*TASK OBJECTIVE:*
Examine each line of the data. Copy the line if it includes the word "Flow".

*RECORDS SUPPLIED:*

________________

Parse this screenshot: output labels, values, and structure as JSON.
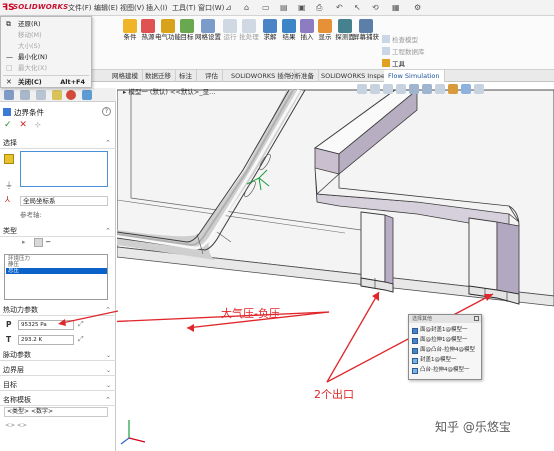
{
  "app": {
    "logo_mark": "ꟻS",
    "logo_text": "SOLIDWORKS"
  },
  "menubar": {
    "items": [
      "文件(F)",
      "编辑(E)",
      "视图(V)",
      "插入(I)",
      "工具(T)",
      "窗口(W)"
    ],
    "pin": "⊿"
  },
  "window_menu": {
    "items": [
      {
        "icon": "⧉",
        "label": "还原(R)",
        "shortcut": "",
        "enabled": true
      },
      {
        "icon": "",
        "label": "移动(M)",
        "shortcut": "",
        "enabled": false
      },
      {
        "icon": "",
        "label": "大小(S)",
        "shortcut": "",
        "enabled": false
      },
      {
        "icon": "—",
        "label": "最小化(N)",
        "shortcut": "",
        "enabled": true
      },
      {
        "icon": "□",
        "label": "最大化(X)",
        "shortcut": "",
        "enabled": false
      },
      {
        "icon": "✕",
        "label": "关闭(C)",
        "shortcut": "Alt+F4",
        "enabled": true
      }
    ]
  },
  "command_manager": {
    "buttons": [
      "条件",
      "热源",
      "电气功能",
      "目标",
      "网格设置",
      "运行",
      "批处理",
      "求解",
      "结果",
      "插入",
      "显示",
      "探测面",
      "屏幕捕获"
    ],
    "side_items": [
      "检查模型",
      "工程数据库",
      "工具"
    ]
  },
  "tabs": [
    "网格建模",
    "数据迁移",
    "标注",
    "评估",
    "SOLIDWORKS 插件",
    "分析准备",
    "SOLIDWORKS Inspection",
    "Flow Simulation"
  ],
  "active_tab": "Flow Simulation",
  "property_manager": {
    "title": "边界条件",
    "help": "?",
    "ok": "✓",
    "cancel": "✕",
    "pin": "⊹",
    "sections": {
      "selection": "选择",
      "type": "类型",
      "thermo": "热动力参数",
      "fluctuation": "脉动参数",
      "boundary_layer": "边界层",
      "goal": "目标",
      "name_template": "名称模板"
    },
    "coord_system": "全局坐标系",
    "reference_axis": "参考轴:",
    "type_list": [
      "环境压力",
      "静压",
      "总压"
    ],
    "selected_type_index": 2,
    "pressure_label": "P",
    "pressure_value": "95325 Pa",
    "temperature_label": "T",
    "temperature_value": "293.2 K",
    "name_template_value": "<类型> <数字>"
  },
  "viewport": {
    "tree_path": "▸ 模型一 (默认) <<默认>_显..."
  },
  "popup": {
    "header": "选择其他",
    "items": [
      "面@封盖1@模型一",
      "面@拉伸1@模型一",
      "面@凸台-拉伸4@模型",
      "封盖1@模型一",
      "凸台-拉伸4@模型一"
    ]
  },
  "annotations": {
    "pressure_note": "大气压-负压",
    "outlets_note": "2个出口",
    "color": "#e0262a"
  },
  "watermark": "知乎 @乐悠宝"
}
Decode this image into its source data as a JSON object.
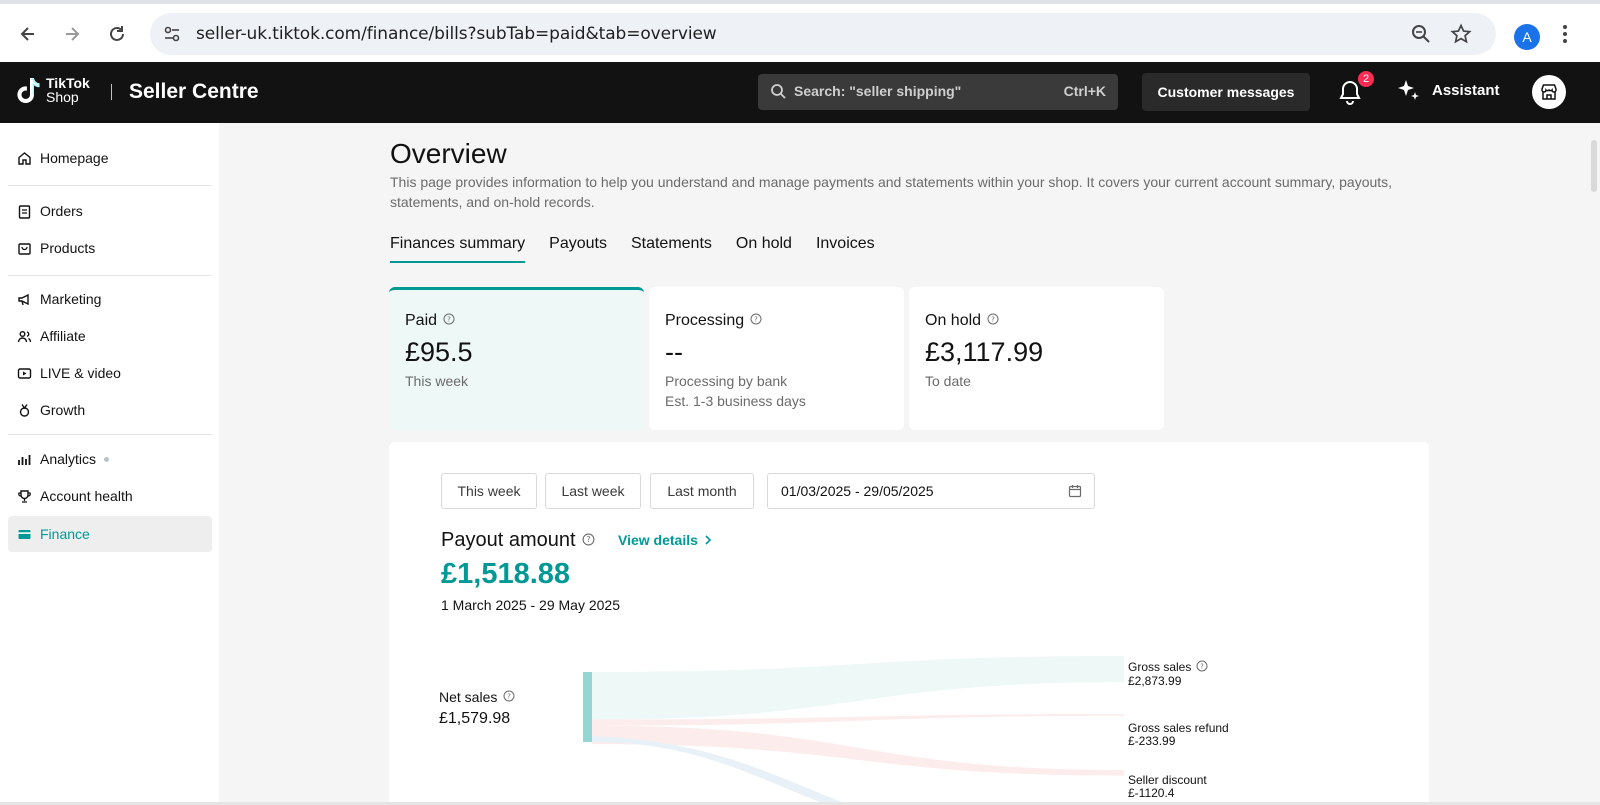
{
  "browser": {
    "url": "seller-uk.tiktok.com/finance/bills?subTab=paid&tab=overview",
    "profile_initial": "A"
  },
  "header": {
    "logo_line1": "TikTok",
    "logo_line2": "Shop",
    "app_title": "Seller Centre",
    "search_placeholder": "Search: \"seller shipping\"",
    "search_shortcut": "Ctrl+K",
    "customer_messages": "Customer messages",
    "notification_count": "2",
    "assistant": "Assistant"
  },
  "sidebar": {
    "items": [
      {
        "label": "Homepage",
        "icon": "home-icon"
      },
      {
        "label": "Orders",
        "icon": "clipboard-icon"
      },
      {
        "label": "Products",
        "icon": "bag-icon"
      },
      {
        "label": "Marketing",
        "icon": "megaphone-icon"
      },
      {
        "label": "Affiliate",
        "icon": "people-icon"
      },
      {
        "label": "LIVE & video",
        "icon": "video-icon"
      },
      {
        "label": "Growth",
        "icon": "medal-icon"
      },
      {
        "label": "Analytics",
        "icon": "bar-chart-icon"
      },
      {
        "label": "Account health",
        "icon": "trophy-icon"
      },
      {
        "label": "Finance",
        "icon": "card-icon"
      }
    ],
    "active": "Finance"
  },
  "main": {
    "title": "Overview",
    "description": "This page provides information to help you understand and manage payments and statements within your shop. It covers your current account summary, payouts, statements, and on-hold records.",
    "tabs": [
      "Finances summary",
      "Payouts",
      "Statements",
      "On hold",
      "Invoices"
    ],
    "active_tab": "Finances summary",
    "cards": [
      {
        "label": "Paid",
        "value": "£95.5",
        "sub": "This week"
      },
      {
        "label": "Processing",
        "value": "--",
        "sub": "Processing by bank",
        "sub2": "Est. 1-3 business days"
      },
      {
        "label": "On hold",
        "value": "£3,117.99",
        "sub": "To date"
      }
    ],
    "range_buttons": [
      "This week",
      "Last week",
      "Last month"
    ],
    "date_range": "01/03/2025 - 29/05/2025",
    "payout_title": "Payout amount",
    "view_details": "View details",
    "payout_amount": "£1,518.88",
    "payout_period": "1 March 2025 - 29 May 2025"
  },
  "chart_data": {
    "type": "sankey",
    "source": {
      "name": "Net sales",
      "value": "£1,579.98"
    },
    "targets": [
      {
        "name": "Gross sales",
        "value": "£2,873.99",
        "amount": 2873.99
      },
      {
        "name": "Gross sales refund",
        "value": "£-233.99",
        "amount": -233.99
      },
      {
        "name": "Seller discount",
        "value": "£-1120.4",
        "amount": -1120.4
      }
    ],
    "colors": {
      "node": "#93d6d3",
      "positive": "#eef8f7",
      "negative": "#fdecec",
      "other": "#e8f1f8"
    }
  }
}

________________

*OUTPUT OF THE TASK:*
    "Flow Simulation"
  "active_tab": "Flow Simulation",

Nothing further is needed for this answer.